Sumptuously crafted by the Paris silversmith Gavet, this cutlery set was a luxury object intended for stylish travelers in the early nineteenth century. Cleverly designed with nesting parts, the set includes everything an affluent city dweller could need to dine outdoors, including a fork and spoon with detachable ebony handles inlaid with silver, a folding steel knife, a salt and pepper container with a delicate ivory finial, a corkscrew, and a silver cup–all within an elegantly gilded red leather case. The design’s classical proportions and restrained shield ornaments reflect the prevailing French Empire style.
Until the late seventeenth century, diners brought their own eating utensils to meals, as hosts were not expected to provide cutlery for guests. The earliest travel cases contained only knives; later examples include a fork and spoon, reflecting the gradual acceptance of those implements. Throughout the eighteenth century, upper class travelers carried dining kits and other ingenious collapsible devices for use at inns and outdoor meals. Such sets were popular among young aristocrats traveling on the Grand Tour.
By the early nineteenth century, repas en plein air, rustic meals in rural settings, were popular among the Parisian bourgoise who would take recreational day trips to locations surrounding the capital. The forest of Saint-Germain-en-Laye, just west of Paris, was recommended in an 1815 guidebook as a place where “everyone eats with a hearty appetite, enjoying the beauty of the site, the freshness of the air and that precious liberty so rarely found in the city”. Within Paris, informal meals could be enjoyed along the Seine, where the river provided a natural setting for leisure and sociability.
 Cuchet and Lagaranciere’s Almanach des Plaisir, as cited in: Jacobs, Marc, and Peter Scholliers. Eating Out in Europe: Picnics, Gourmet Dining, and Snacks Since the Late Eighteenth Century. Oxford: BERG, (2003), 147.
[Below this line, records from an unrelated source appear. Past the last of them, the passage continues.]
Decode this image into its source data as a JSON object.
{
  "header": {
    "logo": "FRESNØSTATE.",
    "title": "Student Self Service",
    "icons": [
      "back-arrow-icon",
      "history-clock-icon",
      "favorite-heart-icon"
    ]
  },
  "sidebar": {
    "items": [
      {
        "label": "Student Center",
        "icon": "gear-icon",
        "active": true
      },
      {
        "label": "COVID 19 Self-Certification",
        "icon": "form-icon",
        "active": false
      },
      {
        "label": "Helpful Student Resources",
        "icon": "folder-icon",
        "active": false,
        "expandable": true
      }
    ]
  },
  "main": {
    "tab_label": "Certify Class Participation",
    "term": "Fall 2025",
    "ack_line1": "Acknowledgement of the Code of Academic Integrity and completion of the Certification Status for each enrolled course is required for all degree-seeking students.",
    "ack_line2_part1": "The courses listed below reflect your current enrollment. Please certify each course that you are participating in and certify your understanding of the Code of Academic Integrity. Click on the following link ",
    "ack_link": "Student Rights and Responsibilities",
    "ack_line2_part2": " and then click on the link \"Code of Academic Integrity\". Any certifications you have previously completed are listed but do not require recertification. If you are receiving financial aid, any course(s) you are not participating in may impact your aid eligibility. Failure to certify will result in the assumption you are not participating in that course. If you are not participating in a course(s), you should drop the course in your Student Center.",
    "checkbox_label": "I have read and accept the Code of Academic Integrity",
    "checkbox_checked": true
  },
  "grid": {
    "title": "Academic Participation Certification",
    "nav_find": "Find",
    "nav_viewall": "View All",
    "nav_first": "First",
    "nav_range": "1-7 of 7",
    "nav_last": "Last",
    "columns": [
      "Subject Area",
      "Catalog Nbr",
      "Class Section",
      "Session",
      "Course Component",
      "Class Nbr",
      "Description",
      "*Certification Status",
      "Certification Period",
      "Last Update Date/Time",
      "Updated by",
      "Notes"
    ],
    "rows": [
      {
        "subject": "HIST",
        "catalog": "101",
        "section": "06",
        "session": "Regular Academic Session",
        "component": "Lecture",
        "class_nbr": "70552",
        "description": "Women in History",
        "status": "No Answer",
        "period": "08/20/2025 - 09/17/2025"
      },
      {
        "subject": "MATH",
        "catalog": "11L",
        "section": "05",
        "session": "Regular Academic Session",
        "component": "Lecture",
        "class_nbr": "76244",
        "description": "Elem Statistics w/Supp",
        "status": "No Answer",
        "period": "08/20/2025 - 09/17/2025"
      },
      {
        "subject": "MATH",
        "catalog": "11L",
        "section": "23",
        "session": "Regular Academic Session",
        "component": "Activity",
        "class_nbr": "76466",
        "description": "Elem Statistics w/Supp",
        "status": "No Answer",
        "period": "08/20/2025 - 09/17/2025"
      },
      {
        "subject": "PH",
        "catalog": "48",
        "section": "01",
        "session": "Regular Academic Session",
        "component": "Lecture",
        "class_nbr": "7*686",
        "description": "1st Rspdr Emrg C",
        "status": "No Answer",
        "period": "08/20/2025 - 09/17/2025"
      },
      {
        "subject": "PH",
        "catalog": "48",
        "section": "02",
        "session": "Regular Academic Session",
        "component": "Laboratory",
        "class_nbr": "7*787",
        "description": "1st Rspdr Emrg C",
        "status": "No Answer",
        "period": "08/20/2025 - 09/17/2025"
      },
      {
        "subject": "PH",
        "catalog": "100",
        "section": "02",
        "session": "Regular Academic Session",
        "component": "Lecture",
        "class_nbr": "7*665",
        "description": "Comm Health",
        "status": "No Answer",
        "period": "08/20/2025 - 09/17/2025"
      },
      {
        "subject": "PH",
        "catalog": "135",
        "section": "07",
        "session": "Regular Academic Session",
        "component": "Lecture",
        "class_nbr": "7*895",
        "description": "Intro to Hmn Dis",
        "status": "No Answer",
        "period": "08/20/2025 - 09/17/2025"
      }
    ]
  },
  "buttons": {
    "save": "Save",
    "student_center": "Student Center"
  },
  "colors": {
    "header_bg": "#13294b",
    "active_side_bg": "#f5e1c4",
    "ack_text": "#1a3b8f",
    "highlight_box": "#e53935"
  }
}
Rebekah Pollock is a decorative arts historian specializing in European ceramics and eighteenth-century print culture.